17th International Conference on Plasma Surface Engineering, PSE 2020. Online resource : Special PSE 2020, September 7 - 10, 2020, Trade Fair Erfurt, Germany
Online im WWW, 2020
Paper POC001
International Conference on Plasma Surface Engineering (PSE) <17, 2020, Erfurt>
Abstract, Elektronische Publikation
Fraunhofer IST ()
boriding; hot forming; wear resistant

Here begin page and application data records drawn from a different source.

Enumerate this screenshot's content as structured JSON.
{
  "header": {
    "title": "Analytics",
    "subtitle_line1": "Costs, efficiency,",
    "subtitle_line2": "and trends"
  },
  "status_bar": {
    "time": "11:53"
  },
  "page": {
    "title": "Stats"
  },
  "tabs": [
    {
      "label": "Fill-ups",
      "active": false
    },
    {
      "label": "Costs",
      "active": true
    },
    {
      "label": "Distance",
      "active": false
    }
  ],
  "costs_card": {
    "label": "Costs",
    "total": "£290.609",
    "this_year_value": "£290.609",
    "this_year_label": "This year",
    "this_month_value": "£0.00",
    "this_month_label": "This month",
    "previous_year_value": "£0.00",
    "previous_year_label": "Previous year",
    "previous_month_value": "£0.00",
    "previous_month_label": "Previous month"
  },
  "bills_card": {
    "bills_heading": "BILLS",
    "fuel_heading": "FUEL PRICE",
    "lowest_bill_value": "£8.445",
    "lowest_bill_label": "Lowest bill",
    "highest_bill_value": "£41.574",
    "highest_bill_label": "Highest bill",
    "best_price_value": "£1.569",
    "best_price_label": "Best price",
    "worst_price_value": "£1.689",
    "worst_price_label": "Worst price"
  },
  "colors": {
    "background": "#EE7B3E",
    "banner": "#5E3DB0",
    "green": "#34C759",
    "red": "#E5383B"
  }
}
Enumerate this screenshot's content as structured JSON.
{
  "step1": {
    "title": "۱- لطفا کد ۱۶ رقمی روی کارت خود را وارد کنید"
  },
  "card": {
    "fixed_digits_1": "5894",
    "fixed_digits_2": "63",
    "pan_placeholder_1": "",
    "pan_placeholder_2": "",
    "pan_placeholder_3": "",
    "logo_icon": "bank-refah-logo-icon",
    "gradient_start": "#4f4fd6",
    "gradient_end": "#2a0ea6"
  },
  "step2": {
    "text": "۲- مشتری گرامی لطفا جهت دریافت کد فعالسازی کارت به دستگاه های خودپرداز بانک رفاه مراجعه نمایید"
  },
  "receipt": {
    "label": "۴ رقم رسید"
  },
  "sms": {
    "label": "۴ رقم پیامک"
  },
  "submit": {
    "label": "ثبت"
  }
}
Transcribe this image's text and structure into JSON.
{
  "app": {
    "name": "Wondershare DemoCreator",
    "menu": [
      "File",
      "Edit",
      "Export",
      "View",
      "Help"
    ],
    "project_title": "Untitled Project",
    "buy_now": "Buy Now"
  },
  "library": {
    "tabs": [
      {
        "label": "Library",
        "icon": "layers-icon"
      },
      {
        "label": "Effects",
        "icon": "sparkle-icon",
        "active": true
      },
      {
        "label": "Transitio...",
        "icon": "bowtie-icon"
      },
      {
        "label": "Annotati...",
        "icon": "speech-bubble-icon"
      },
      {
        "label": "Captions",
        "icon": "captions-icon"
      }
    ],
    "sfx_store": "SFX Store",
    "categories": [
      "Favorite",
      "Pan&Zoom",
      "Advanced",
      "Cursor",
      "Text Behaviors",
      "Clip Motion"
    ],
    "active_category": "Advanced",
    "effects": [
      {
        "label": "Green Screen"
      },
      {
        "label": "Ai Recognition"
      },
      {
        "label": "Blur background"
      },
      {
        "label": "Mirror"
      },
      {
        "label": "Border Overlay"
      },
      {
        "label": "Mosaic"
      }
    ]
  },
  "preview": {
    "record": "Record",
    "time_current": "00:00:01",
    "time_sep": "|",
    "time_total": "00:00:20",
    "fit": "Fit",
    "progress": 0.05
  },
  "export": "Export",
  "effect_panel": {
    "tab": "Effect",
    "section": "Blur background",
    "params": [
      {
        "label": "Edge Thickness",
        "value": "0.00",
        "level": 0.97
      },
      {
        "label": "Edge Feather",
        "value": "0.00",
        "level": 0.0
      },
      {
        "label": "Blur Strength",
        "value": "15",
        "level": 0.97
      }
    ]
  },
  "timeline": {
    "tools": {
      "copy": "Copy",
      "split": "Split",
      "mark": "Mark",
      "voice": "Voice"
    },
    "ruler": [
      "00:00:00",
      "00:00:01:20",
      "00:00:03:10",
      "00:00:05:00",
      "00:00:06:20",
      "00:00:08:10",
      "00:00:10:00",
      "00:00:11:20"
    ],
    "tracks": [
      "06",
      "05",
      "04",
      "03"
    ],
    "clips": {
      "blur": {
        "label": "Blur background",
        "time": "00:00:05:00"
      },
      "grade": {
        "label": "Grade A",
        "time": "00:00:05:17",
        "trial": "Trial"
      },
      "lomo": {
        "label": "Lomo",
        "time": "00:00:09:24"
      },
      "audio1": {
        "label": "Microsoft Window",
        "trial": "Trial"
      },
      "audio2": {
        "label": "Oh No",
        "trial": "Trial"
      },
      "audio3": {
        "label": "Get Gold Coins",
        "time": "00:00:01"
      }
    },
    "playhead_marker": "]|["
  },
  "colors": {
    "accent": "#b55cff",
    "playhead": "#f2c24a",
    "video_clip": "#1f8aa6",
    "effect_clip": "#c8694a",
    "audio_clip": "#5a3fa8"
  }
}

Because of high temperatures in the contact zone of up to 1,000 °C, tools for the hot extrusion molding of copper and brass require surfaces with high thermal stability. In addition, the high pressure used for plastic deformation in this hot forming process increases the demand for hard and wear resistant surfaces, while the hot and very reactive copper or brass tend to stick at the surface and cause adhesive wear. Often-used hot forming tool materials, like hot working steel AISI H11 and DIN ISO 1.2367, Alloy 718 DIN ISO 2.4668, and Stellite Alloy 1, are known for low service lifetimes in this application. However, these materials, thermochemically treated by boriding, are developing hard and thermally stable layers, and possibly increase the wear resistance in this harsh environment. The boriding process is carried out at low pressure of p = 3 ‑ 7 mbar and temperatures ranging from T = 720°C to 900°C. Under these conditions, the thermal energy is sufficient to decompose BCl₃ and form MeBx metalborides at the surface in the case of hot working steels or Alloy 718 with layer thicknesses of 8 ‑ 10 and 10 ‑ 15 µm, respectively. Stellite Alloy 1 needs additional energy from DC-pulsed plasma to form a comparable, but thinner (ca. 2 µm) MeBx layer at T = 730°C. The boride layers show high hardness (2,000 ‑ 2,500 HV₀.₀₅), an increase in thermal stability and oxidation resistance, and strong adhesion to the substrate. The strong adhesion of the formed thin layer may be due to thermochemical diffusion processes. This is different to ceramic coatings, which create a sharp interface between the dissimilar metal substrate und ceramic coating. The thermochemical treatment during boriding converts the metallic phases of the edge layer into MeBx phases with a strong adherence to the substrate.